“A 40-year-old Te Puke man and a 57-year-old Tauranga man were both taken to Tauranga Hospital as a precaution.”
Both men have since been discharged from hospital, says a Bay of Plenty District Health Board communications spokesperson.
Mount Maunganui, Tauranga and Greerton Fire Brigades were also called to the incident.
Northern Fire Communications shift manager Megan Ruru says ambulance staff requested assistance from firefighters but the brigades were not required to do anything when they arrived at the scene.
Ballance Agri-Nutrients general manager of fertiliser operations and distribution Greg Delaney says emergency services were called to Ballance’s superphosphate manufacturing plant at Mount Maunganui late yesterday afternoon."
Greg says emergency services werecalled because one person collapsed and two men, who were inside the laboratory at the time of the incident, were taken to hospital as a precaution.
"As the incident occurred in the laboratory, with the potential for exposure to chemicals and gases, Hazmat and the fire brigade were alerted by emergency services. Investigations and atmosphere testing confirmed the area was safe.
"At this stage the cause of the collapse is unknown."
Hydrogen sulphide is the chemical compound with the formula H2S. It is a colourless gas with the characteristic smell of rotten eggs. It is heavier than air, poisonous, corrosive, flammable and explosive.

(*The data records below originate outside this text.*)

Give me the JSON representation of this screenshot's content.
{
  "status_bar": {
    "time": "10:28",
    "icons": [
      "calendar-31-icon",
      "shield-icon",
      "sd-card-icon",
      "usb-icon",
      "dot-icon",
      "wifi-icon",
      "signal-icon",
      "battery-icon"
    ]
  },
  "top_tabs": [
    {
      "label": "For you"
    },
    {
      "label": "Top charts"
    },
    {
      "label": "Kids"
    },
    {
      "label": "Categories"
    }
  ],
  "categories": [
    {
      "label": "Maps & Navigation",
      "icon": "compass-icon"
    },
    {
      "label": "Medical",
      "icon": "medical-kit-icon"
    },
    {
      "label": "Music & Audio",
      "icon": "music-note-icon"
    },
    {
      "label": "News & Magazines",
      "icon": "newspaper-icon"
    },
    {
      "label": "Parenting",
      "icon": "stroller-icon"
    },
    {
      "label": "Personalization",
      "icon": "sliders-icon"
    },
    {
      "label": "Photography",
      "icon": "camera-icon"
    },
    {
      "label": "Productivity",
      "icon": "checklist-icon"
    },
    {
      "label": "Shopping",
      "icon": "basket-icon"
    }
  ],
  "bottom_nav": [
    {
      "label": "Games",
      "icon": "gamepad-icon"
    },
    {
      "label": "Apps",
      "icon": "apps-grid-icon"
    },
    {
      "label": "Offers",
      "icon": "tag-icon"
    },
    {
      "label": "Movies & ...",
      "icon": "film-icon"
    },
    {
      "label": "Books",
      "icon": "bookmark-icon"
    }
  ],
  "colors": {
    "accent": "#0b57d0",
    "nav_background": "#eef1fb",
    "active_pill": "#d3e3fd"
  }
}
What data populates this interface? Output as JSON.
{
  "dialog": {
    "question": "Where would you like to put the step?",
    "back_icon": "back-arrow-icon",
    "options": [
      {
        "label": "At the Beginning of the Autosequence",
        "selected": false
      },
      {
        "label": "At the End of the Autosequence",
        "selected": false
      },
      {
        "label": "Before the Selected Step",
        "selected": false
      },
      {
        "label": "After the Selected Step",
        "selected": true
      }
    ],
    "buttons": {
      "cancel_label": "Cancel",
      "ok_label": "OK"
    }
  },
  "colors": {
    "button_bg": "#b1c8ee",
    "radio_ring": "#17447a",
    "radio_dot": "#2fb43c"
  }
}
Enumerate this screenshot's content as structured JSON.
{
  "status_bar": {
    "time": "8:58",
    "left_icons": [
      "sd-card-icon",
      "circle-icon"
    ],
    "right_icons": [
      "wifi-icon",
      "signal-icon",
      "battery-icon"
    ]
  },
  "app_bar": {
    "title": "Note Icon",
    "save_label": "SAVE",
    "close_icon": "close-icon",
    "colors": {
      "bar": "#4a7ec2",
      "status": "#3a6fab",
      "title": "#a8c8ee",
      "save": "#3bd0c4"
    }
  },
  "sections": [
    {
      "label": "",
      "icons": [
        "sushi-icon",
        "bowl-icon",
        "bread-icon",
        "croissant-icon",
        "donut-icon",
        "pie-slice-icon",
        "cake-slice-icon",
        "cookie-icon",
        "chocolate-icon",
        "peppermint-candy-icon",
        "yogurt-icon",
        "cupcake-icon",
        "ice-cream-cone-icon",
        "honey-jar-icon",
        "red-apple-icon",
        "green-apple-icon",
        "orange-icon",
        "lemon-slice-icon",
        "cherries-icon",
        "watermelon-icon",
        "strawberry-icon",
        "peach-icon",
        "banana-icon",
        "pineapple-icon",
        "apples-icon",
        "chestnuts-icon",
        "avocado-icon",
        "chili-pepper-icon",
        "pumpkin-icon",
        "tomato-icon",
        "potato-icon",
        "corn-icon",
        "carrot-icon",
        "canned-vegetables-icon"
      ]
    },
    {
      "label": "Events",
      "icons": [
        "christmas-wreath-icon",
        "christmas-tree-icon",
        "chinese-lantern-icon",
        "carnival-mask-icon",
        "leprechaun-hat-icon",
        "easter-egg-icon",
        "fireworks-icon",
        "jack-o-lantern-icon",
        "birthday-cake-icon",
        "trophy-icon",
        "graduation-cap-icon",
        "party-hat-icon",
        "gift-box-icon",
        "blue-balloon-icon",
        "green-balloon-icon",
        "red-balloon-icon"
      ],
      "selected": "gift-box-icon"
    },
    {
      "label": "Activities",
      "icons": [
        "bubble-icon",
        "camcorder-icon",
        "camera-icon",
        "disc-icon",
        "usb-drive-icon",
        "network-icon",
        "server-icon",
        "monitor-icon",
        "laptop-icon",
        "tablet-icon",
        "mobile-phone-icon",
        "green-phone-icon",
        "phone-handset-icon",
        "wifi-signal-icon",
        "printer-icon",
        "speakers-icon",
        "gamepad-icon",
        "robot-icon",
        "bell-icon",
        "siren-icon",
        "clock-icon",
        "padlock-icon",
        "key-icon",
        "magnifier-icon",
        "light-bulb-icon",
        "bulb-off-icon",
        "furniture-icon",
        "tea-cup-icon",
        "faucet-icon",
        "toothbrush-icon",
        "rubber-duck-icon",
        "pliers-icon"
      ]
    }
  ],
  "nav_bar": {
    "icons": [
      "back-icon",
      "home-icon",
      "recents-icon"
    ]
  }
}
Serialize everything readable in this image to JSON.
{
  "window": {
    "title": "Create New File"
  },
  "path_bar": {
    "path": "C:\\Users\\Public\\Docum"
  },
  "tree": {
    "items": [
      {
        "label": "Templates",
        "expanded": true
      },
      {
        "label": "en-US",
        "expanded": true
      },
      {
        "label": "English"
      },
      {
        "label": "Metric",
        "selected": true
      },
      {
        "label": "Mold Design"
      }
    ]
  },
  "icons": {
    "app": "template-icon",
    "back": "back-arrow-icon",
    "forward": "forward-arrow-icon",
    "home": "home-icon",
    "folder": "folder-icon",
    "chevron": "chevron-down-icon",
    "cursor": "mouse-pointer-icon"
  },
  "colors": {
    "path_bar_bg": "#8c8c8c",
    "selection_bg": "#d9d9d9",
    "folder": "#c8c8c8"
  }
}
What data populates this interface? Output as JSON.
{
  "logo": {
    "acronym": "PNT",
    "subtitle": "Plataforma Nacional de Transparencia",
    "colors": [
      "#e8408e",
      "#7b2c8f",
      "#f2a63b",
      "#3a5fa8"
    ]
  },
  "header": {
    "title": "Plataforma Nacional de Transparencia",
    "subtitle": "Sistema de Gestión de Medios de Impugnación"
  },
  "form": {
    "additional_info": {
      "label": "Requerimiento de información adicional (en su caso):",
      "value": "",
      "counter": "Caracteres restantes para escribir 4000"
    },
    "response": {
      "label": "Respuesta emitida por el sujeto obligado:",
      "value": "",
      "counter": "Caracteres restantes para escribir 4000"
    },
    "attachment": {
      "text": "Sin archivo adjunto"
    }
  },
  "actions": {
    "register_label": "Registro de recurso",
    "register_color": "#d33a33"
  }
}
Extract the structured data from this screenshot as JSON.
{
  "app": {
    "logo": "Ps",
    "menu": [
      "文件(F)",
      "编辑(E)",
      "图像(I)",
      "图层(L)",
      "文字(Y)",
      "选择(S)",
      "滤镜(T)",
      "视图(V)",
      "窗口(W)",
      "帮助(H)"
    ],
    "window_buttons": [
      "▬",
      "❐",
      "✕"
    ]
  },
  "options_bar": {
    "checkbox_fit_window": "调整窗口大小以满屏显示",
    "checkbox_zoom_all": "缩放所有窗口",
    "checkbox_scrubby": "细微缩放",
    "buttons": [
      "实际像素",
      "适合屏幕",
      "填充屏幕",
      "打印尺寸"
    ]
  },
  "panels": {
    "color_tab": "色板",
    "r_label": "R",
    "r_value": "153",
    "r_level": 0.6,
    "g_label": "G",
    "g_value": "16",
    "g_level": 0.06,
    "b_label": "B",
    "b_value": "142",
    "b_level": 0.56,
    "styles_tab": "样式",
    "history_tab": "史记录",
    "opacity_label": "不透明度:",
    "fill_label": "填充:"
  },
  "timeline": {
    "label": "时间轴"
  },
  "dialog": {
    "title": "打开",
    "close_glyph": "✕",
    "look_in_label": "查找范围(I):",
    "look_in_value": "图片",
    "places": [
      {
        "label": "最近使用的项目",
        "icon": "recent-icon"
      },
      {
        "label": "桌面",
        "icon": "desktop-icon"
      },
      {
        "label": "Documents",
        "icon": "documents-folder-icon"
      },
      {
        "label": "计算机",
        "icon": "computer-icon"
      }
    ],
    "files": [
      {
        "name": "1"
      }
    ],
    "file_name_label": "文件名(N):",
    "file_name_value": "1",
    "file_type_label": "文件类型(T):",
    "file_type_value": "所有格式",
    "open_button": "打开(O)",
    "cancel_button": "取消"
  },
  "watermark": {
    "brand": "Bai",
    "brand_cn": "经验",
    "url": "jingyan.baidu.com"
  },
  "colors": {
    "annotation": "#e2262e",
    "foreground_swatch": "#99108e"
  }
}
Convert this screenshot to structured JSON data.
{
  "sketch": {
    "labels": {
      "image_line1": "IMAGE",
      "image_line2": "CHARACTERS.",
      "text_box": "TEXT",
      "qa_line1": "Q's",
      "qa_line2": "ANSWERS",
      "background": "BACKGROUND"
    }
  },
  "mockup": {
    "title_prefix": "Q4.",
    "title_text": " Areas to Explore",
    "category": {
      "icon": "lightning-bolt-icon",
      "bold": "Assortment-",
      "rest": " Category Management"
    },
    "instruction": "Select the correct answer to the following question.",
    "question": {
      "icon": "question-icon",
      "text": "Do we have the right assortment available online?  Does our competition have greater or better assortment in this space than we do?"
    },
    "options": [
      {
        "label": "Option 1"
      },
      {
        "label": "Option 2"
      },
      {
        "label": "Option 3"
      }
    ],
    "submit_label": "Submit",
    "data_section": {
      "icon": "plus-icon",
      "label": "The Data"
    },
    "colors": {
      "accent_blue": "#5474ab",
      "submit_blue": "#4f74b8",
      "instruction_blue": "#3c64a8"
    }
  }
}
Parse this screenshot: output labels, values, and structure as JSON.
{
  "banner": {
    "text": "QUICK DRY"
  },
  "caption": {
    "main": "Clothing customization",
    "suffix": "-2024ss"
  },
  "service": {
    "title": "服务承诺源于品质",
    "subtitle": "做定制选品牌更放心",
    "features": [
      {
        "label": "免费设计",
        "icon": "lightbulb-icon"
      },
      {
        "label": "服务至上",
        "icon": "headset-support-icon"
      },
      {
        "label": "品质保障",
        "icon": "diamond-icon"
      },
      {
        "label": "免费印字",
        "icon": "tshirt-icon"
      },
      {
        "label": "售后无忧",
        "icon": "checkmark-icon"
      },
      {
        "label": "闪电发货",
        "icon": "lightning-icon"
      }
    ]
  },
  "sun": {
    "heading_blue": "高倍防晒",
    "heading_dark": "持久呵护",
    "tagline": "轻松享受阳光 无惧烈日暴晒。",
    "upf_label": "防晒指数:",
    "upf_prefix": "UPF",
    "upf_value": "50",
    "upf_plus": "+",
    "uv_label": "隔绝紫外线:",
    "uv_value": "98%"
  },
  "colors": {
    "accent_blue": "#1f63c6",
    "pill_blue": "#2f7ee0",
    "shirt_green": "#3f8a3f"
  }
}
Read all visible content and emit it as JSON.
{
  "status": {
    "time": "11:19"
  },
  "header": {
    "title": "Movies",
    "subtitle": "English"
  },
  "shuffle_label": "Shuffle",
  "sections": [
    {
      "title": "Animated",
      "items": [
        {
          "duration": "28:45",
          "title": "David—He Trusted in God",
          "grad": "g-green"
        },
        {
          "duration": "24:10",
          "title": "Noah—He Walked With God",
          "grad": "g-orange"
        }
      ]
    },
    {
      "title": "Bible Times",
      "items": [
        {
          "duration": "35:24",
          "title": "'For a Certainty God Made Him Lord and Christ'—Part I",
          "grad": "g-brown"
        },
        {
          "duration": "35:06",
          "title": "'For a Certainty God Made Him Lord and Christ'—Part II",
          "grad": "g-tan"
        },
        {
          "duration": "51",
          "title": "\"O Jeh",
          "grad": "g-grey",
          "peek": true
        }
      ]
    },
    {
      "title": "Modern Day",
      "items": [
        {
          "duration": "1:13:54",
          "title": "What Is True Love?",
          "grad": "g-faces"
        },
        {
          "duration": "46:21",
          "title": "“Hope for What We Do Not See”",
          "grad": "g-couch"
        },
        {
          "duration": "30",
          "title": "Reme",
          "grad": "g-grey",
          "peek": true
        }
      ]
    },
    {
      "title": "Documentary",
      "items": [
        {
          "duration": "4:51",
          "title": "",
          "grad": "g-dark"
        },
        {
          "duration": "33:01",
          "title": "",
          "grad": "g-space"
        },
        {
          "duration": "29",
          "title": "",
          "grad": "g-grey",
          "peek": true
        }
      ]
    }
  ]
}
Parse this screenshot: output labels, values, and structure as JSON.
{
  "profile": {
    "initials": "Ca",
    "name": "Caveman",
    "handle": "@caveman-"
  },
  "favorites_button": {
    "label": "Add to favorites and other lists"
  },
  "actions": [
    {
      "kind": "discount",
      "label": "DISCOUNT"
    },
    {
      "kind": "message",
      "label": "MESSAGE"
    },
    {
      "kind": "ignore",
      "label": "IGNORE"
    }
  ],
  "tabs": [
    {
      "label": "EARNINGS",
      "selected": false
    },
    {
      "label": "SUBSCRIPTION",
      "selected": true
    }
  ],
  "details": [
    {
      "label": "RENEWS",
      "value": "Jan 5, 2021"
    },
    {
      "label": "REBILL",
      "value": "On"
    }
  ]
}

Swedish chemist Carl Wilhelm Scheele is credited with having discovered hydrogen sulfide in 1777.